Since the financial crash, austerity has been inflicted upon the working class of Europe, and the anger created by this has been channelled towards migrants, with the rise of fascism the direct and inevitable result. Right wing governments from Thatcher onwards have destroyed the British manufacturing sector and then proceeded to blame migrants for the economic downturn of provincial areas.

This destruction of industry was not simply a vindictive Thatcherite anti-union policy, but part of the wider shift in the international division of labour, which has seen the rapid expansion of manufacturing in the semi-colonies, where workers are forced to accept even higher rates of exploitation than their sisters and brothers in the imperialist centre.

Labour and the unions

It is the responsibility of socialists and trade unionists to reach out to workers who have bought these racist lies and convince them of the true causes of their suffering – capitalist exploitation and neoliberal globalisation. We have a duty to stand in solidarity with migrant workers fleeing the consequences of imperialism. This includes unions, who should support the rights of all workers, not just those with British citizenship. All workers should have access to equal social and political rights, regardless of their country of origin.

Refugees are often forced to work in the gig economy, on zero-hours contracts, and in other poorly regulated spaces where even meagre employment rights do not apply; they may not get access to protections which are taken for granted by most workers. A Labour government must strengthen workers’ rights and ensure that all those who work have access to full employment rights from day one.

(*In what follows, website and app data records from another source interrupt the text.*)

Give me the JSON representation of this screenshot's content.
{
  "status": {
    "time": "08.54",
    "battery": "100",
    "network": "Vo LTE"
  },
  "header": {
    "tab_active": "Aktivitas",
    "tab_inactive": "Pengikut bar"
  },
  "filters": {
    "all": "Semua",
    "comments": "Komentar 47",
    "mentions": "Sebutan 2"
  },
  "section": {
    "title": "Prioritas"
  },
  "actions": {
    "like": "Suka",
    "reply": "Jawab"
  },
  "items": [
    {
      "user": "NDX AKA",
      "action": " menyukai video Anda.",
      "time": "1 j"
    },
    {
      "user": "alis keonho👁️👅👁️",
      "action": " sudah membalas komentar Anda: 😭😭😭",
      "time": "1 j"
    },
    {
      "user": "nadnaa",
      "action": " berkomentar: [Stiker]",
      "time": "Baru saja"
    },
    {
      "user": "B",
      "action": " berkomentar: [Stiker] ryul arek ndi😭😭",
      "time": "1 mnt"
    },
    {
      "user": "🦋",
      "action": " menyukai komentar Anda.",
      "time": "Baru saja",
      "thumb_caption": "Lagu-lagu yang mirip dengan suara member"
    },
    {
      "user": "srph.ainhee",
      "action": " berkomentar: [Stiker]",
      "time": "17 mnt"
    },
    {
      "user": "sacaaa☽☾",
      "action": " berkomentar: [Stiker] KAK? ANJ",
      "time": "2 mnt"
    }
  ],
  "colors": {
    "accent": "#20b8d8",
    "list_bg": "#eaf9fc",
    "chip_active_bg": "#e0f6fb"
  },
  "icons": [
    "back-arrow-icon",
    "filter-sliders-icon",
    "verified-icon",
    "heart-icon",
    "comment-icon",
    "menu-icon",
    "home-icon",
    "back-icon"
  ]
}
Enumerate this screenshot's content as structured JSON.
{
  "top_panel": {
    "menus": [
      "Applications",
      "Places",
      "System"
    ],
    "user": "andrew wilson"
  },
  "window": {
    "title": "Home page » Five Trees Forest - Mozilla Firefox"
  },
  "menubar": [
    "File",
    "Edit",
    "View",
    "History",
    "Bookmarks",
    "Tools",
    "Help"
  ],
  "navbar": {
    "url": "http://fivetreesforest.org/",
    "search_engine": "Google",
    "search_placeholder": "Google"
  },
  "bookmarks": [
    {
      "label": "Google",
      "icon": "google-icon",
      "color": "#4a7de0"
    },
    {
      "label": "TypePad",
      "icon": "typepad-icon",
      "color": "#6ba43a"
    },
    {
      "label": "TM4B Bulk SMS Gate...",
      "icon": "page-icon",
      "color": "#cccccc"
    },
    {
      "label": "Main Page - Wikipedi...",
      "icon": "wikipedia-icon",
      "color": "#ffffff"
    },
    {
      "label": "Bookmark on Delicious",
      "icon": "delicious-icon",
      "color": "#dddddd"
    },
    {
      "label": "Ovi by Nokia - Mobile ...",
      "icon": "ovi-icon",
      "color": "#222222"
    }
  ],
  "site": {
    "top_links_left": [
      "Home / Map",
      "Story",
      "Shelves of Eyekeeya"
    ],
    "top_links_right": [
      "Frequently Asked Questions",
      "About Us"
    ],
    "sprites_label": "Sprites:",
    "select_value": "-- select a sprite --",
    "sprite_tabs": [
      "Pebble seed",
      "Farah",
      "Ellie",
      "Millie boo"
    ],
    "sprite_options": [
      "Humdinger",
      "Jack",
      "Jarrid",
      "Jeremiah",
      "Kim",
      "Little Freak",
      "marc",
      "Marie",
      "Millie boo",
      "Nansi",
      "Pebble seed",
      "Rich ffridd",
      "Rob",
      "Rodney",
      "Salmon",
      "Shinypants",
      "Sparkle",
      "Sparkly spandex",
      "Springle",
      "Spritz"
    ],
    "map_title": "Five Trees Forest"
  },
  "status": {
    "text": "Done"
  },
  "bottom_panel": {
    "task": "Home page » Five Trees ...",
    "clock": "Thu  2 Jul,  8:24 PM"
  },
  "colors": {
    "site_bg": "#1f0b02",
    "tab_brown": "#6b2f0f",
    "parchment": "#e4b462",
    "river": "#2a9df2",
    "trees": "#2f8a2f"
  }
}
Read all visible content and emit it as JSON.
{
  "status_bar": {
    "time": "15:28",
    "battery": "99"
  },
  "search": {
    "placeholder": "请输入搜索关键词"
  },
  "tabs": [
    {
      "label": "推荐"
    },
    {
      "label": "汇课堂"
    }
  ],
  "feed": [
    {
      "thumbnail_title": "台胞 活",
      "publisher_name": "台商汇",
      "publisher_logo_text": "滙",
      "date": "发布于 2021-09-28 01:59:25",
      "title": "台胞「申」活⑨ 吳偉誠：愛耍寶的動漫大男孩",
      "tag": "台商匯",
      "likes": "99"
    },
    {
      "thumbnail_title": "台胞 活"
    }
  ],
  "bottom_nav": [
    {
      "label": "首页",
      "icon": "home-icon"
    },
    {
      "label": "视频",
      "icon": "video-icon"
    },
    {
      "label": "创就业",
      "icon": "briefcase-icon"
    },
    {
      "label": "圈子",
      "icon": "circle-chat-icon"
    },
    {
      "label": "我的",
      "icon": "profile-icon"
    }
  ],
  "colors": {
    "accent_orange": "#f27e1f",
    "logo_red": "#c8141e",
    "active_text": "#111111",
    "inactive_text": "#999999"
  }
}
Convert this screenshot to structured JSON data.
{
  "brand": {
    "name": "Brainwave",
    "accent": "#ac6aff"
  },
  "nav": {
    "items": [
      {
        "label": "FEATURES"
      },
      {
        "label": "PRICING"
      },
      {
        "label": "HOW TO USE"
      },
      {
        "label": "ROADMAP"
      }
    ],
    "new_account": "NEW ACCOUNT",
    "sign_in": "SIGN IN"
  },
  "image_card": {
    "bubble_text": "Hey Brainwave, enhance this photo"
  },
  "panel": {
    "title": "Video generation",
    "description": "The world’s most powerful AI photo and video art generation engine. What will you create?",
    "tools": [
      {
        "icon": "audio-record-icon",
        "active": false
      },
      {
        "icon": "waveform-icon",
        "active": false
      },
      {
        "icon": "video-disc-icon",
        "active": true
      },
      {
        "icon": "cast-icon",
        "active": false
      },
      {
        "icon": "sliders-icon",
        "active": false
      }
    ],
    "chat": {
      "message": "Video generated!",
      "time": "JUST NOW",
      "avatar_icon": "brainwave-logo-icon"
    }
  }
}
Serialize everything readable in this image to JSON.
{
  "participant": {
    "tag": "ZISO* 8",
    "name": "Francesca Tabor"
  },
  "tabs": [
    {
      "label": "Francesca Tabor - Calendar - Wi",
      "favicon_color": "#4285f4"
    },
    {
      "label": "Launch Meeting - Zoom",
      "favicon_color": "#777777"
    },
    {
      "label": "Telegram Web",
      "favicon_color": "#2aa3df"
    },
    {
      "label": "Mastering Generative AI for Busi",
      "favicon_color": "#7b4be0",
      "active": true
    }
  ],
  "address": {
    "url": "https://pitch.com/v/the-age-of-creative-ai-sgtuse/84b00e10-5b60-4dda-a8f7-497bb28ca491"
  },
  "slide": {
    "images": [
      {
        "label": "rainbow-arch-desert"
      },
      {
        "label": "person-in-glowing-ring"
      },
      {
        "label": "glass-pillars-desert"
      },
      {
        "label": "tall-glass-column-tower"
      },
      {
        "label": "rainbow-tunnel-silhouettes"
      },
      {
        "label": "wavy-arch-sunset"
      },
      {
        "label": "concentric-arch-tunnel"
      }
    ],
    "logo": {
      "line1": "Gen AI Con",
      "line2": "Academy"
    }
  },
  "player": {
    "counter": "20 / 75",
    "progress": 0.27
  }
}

The limited free movement of people within the EU is only a starting point but this gain is now under threat. This right is important in normalising the concept that people should be able to live and work wherever they choose, not to mention to protect the rights of those 3.7 million EU citizens already living in the UK.

By defending free movement in Europe, we seek to extend it. All border controls are racist. Those who oppose racism and exploitation must stand with those fleeing catastrophes, which Britain either caused or profits from. In fighting to make the slogan ‘workers of the world – unite’ a reality, we demand the end of borders and the free movement of all people across the globe.